Q: Nicolás asks: “I’m writing my first novel and i think i have a good story to tell, somethin’ that hasn’t been written at least not in Argentina. Luckyly i fell in love with my characters and their world and i hope it can get published ’cause i’d really like to get my first novel out there.
But lately i got scared, likee “oh my god what if nobody will want my book? what if i’m being naive and i’m wasting my time?” Do you have any kind of advise for these feelings i’m getting?
I believe in my story but lately i’ve been having these feelings . . . these scary feelings.”
A: Yes. I get those feelings all the time. I worry that what I write is crap more often than I like to admit.
In fact, I wrote two novels that have never been published. But I don’t think I wasted my time on them. They taught me a lot about writing. I’m still very fond of my first novel and have hopes that one day it will find a publisher. You never know.
I suspect that doubt is a part of the creative process for many writers. (Not all, though. I know at least two happy doubt-free writers.) It seems to be for me. As long as you don’t let the doubt get in the way of actually writing—which you don’t seem to be—then I wouldn’t worry about it too much.
Q: Belinda asks: “Have you and your husband ever written a book together? If not have either of you ever considered it?”
A: We haven’t, though we have written a section of a short story together that was auctioned to raise money for Clarion South. We have considered it, but so far we’ve both been way too busy with our own projects to make way for a collaborative one. Some day . . .
Q: What’s it like writing for a young adult audience?
A: I don’t feel like I wrote the Magic or Madness trilogy specifically for kids aged twelve and up (which is what a young adult audience is meant to be). I simply wrote the story of Reason Cansino the best I could. I hope it will be read by all ages. So far the books have been read and enjoyed by quite a few people who are considerably older than twelve.
I find that there’s a much bigger difference between writing fiction and non-fiction than there is between writing for kids and adults. Fiction is much, much easier. For starters: no pesky footnotes!

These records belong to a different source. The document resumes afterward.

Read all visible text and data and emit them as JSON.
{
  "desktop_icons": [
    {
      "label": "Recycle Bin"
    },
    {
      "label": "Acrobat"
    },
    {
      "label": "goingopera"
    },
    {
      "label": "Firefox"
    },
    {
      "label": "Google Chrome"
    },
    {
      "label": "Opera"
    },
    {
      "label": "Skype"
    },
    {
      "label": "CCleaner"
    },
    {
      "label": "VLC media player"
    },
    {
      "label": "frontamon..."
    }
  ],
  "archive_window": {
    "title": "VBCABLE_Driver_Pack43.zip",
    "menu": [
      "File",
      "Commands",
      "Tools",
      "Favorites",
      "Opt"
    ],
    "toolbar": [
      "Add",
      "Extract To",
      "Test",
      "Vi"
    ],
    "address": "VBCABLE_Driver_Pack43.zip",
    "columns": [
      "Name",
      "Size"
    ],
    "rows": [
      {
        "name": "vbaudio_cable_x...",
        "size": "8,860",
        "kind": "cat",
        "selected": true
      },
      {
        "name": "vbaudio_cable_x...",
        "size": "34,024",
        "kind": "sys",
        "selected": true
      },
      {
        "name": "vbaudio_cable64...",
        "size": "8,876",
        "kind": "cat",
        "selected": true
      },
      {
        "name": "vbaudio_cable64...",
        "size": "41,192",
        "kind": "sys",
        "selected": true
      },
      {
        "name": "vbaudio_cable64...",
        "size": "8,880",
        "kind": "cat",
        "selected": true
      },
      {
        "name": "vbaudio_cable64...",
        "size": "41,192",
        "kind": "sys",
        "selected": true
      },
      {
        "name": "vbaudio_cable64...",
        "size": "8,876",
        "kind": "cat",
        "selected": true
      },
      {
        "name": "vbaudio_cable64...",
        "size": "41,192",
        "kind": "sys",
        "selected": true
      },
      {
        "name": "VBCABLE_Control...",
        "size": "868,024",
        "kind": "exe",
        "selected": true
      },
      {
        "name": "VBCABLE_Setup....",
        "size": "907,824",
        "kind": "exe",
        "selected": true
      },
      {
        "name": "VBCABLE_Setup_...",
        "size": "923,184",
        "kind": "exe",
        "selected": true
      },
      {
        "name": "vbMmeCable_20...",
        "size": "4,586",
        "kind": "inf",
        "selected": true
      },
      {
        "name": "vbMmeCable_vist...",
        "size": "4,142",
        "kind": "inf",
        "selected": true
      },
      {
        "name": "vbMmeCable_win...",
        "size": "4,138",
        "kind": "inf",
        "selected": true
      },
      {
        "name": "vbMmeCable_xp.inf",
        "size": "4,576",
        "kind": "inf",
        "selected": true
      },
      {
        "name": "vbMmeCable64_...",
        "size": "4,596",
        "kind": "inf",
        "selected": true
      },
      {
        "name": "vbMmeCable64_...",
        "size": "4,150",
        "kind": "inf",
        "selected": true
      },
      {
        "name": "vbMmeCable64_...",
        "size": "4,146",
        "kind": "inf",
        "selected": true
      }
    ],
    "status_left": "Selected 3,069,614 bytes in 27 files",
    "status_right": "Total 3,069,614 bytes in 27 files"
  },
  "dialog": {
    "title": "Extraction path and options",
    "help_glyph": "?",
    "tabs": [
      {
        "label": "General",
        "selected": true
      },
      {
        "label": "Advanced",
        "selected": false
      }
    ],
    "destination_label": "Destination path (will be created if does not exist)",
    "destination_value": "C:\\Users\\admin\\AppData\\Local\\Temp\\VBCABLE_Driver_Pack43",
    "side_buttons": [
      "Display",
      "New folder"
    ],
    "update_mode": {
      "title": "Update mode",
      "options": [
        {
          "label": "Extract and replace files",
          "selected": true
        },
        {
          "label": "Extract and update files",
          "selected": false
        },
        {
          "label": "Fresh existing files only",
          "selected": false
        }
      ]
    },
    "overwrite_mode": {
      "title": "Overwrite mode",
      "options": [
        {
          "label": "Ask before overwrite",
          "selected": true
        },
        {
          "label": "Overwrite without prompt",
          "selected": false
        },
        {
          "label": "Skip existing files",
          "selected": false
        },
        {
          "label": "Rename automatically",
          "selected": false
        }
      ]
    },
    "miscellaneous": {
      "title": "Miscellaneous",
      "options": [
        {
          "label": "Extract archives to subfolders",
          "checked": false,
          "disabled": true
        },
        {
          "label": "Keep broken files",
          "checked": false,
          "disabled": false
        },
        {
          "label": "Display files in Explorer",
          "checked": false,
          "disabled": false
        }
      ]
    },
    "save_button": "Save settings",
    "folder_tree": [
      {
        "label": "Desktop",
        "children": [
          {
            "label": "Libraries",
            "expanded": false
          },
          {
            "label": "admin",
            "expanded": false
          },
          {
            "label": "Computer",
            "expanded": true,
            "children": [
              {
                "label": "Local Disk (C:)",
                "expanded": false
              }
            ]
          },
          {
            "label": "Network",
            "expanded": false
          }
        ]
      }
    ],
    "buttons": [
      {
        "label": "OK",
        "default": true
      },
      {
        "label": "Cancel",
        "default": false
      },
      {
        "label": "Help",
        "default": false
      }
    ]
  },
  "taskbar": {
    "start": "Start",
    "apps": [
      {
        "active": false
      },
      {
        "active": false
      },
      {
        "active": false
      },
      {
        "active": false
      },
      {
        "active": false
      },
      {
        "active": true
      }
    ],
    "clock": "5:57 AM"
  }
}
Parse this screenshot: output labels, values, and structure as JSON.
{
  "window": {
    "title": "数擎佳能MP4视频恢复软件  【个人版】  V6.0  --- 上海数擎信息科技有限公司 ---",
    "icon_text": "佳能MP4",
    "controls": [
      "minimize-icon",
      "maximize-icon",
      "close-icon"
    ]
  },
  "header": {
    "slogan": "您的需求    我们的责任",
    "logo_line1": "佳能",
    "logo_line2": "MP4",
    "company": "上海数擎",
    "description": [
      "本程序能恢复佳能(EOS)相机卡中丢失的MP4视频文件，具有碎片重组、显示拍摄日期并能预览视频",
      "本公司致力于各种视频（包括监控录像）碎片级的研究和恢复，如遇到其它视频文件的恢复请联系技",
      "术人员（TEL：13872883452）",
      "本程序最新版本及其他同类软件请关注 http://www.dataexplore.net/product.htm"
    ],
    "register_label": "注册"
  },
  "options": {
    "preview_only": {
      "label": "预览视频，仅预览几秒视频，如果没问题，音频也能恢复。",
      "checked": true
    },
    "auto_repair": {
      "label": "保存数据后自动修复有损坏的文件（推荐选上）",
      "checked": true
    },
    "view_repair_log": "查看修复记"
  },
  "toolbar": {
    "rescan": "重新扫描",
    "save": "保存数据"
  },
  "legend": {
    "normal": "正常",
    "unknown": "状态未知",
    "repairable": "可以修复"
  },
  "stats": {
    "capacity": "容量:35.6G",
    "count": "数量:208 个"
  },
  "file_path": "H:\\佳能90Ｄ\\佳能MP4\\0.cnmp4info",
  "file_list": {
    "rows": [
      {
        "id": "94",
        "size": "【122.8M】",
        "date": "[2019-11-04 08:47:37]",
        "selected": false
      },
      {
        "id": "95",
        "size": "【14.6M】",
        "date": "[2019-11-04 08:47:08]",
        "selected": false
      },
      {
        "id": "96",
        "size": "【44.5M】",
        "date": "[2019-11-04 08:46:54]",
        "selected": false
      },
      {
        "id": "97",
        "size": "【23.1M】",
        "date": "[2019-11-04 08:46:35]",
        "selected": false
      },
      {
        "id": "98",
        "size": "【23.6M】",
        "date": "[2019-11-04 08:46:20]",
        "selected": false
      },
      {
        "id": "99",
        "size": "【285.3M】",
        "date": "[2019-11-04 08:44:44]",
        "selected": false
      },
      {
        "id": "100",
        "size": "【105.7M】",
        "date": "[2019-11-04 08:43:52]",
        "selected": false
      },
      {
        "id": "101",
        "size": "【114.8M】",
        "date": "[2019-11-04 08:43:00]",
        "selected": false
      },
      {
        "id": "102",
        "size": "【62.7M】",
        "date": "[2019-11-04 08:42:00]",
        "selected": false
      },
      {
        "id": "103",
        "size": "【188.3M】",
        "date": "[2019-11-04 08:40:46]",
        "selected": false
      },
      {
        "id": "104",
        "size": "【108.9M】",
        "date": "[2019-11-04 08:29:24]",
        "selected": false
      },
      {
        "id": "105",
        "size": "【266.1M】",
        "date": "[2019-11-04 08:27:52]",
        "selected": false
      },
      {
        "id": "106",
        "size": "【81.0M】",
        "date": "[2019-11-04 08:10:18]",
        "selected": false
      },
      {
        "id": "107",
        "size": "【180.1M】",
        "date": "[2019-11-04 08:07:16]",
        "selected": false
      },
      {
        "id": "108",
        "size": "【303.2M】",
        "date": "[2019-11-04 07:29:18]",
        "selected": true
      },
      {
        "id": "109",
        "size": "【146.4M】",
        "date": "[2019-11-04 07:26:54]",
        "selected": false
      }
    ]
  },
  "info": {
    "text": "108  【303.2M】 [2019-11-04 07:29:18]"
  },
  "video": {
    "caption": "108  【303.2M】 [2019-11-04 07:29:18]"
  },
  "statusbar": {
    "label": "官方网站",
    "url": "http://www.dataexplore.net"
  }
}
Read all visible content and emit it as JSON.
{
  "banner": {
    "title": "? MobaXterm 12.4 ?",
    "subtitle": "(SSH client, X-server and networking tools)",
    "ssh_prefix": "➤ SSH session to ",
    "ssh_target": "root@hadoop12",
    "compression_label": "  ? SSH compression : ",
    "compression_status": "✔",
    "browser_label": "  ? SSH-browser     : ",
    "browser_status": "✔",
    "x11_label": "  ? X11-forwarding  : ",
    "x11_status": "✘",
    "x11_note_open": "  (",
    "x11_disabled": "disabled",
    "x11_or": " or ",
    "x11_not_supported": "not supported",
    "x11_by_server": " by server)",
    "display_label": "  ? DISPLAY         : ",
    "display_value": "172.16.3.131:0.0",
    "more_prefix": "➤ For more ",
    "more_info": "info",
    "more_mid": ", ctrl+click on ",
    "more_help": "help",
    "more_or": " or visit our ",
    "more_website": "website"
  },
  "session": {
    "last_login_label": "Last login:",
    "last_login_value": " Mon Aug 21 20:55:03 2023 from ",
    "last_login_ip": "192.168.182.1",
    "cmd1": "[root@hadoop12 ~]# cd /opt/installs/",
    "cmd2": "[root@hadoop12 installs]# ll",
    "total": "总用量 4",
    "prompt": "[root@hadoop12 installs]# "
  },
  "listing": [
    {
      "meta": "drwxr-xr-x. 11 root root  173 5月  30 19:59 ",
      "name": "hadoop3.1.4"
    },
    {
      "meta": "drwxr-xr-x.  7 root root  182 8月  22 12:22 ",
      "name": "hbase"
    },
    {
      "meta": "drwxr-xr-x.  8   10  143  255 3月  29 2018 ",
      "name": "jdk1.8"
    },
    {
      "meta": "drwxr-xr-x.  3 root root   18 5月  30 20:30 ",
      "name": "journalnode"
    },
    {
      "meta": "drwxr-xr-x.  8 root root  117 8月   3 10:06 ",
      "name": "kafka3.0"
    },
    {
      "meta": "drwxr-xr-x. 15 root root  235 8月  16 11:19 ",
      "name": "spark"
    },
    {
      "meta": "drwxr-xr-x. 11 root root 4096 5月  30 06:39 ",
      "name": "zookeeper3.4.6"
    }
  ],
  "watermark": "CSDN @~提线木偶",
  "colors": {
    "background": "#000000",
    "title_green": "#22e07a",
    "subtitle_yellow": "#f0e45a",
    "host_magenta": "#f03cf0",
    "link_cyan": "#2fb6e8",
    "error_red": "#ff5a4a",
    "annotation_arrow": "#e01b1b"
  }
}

Q: I want to get my novel published but I’m a teenager, will publishers give me the time of day?—asked by several young writers.
A: You can find my detailed answer here. Most of it applies to aspiring writers of all ages. The short answer is that your age is irrelevant; it’s the quality of your novel that counts.
Q: I want to write a novel but I don’t know how to start. Help!
A: You are in luck. I have written an entire essay entitled, How To Write A Novel. I hope it helps.
The essay does not, however, describe how I write my novels. It’s advice aimed at a beginning writer.
Q: How do you write your novels?
A: Slower than I’d like. Annoyingly, each novel seems to demand a different method. I started out writing from the beginning to the end but more recently I’ve been writing books out of order. The more novels I write the less I seem sure of a distinct method for writing them.
Q: I’ve written a novel but it’s broken and I don’t know how to fix it? How do you rewrite?
A: Amazingly, I’ve written an essay that suggests many ways a newbie writer can tackle novel rewrites. Good luck!
Q: Brittany asks, “The devil books, must they be typed and submitted in a particular format? Or is standard Times New Roman 12pt Single spaced ok?”
A: One of the nice things about being a published author is that I submit my books electronically. Thus the font I use is irrelevant. The publisher can change it. When you’re unpublished and having to submit paper it’s best to stick to the industry standard stuff: double spaced, readable font, single-sided, etc.
For those wondering why Brittany asks about “devil books” it is because of this post where I say that books are teh devil, which they are.
Feel free to ask more questions below. I can’t promise a quick response but I definitely will answer.